The board was also able to cut the budget by $316,000 by choosing to pay for certain one-time expenses in the budget with surplus money the board is expected to have at the conclusion of the 2017-18 year. None of the budget adjustments will impact programming for students. 

Menzo said the board wanted to give the $411,000 back to the Town Council, rather than keep it in the budget, to avoid finishing 2018-19 with a large surplus.

“We obviously know that there are many things that the Board of Education can do with that $411,000, however, we wanted to (have) full disclosure with the Town Council,” Menzo told the council during a budget workshop Thursday. “It would either be pay now or pay later in the sense that we’d have a surplus next year that everybody would question and that was not something we wanted as a board.”

The reductions brought the board’s budget down to $101.78 million, a 1.18 percent increase over the current year’s budget. Dickinson gave the board a budget of $102.1 million in his proposal, which the council is able to adjust. 

The board originally asked for a budget of $102.9 million, a 2.42 percent increase over the current year. That request was later augmented by a $1.1 million request for school security items. 

The council could still ultimately vote to allocate the $411,000 to the board when it votes to adopt a budget on May 8. 

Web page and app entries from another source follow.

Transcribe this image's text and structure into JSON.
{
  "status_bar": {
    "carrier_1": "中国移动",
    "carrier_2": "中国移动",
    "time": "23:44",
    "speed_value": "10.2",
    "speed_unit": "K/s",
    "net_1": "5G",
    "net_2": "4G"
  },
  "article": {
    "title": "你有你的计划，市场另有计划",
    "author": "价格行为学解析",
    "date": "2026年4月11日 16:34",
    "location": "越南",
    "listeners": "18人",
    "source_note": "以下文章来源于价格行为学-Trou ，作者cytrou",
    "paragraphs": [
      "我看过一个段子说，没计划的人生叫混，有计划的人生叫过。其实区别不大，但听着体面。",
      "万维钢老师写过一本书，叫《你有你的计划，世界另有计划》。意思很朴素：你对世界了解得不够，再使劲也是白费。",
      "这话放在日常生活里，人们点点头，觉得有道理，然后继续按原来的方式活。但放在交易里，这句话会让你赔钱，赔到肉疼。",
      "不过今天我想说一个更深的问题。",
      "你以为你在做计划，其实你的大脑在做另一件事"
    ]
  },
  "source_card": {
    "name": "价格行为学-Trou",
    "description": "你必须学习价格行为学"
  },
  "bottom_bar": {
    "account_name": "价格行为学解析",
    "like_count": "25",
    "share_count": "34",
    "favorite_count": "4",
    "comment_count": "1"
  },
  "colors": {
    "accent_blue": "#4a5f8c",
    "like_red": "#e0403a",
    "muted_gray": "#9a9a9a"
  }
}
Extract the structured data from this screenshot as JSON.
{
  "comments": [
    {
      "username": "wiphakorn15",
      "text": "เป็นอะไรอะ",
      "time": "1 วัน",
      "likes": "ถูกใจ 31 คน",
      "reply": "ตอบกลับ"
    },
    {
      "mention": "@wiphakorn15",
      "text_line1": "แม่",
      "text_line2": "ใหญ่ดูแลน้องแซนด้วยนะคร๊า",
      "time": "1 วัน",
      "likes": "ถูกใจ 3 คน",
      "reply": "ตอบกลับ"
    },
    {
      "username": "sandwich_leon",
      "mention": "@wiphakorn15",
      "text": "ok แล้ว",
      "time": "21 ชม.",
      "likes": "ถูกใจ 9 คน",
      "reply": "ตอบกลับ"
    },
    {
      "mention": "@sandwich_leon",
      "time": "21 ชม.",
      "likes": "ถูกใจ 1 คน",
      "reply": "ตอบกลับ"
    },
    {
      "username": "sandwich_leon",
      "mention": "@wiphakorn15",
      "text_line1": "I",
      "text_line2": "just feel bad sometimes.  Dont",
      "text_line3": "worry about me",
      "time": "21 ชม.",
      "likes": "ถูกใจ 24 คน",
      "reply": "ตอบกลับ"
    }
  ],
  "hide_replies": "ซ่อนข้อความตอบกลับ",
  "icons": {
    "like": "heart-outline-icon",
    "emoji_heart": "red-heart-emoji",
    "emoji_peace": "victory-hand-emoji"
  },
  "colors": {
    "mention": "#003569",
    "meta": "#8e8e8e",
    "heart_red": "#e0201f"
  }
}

Town councilors said they appreciated school officials’ efforts to reduce the budget.

“There’s obviously pressure on the council to find tax savings for the taxpayer,” Republican Town Council Chairman Vincent Cervoni said. “This is certainly a step in the right direction ... so I would certainly express my appreciation.” 

“This is shocking,” Republican Councilor John LeTourneau told school officials. “I’ve been up for 11 years and I’ve never had a school board say we’re going to give money back ... it’s refreshing to see that.”

Many of the reductions were made to expenses that are projected to be lower next year than originally anticipated, including a $376,038 reduction in special education tuition at private schools.  While the school board is required to submit a budget request to the mayor each year by March 1, many of the projected costs in the budget change after the request is submitted.

Some of the reductions made were offset by $343,476 in increased costs from new teachers the district needed to hire as a result in enrollment increases, as well as increased costs to special education tuition at public schools. 

The new budget presented by the board Thursday will include four mental health professionals the board is seeking to hire to address mental health needs in elementary schools. 



Twitter: @MatthewZabierek

With local school, politics and coronavirus news being more important now than ever, please help our newsroom deliver the coverage you deserve. Please support Local news.

More From This Section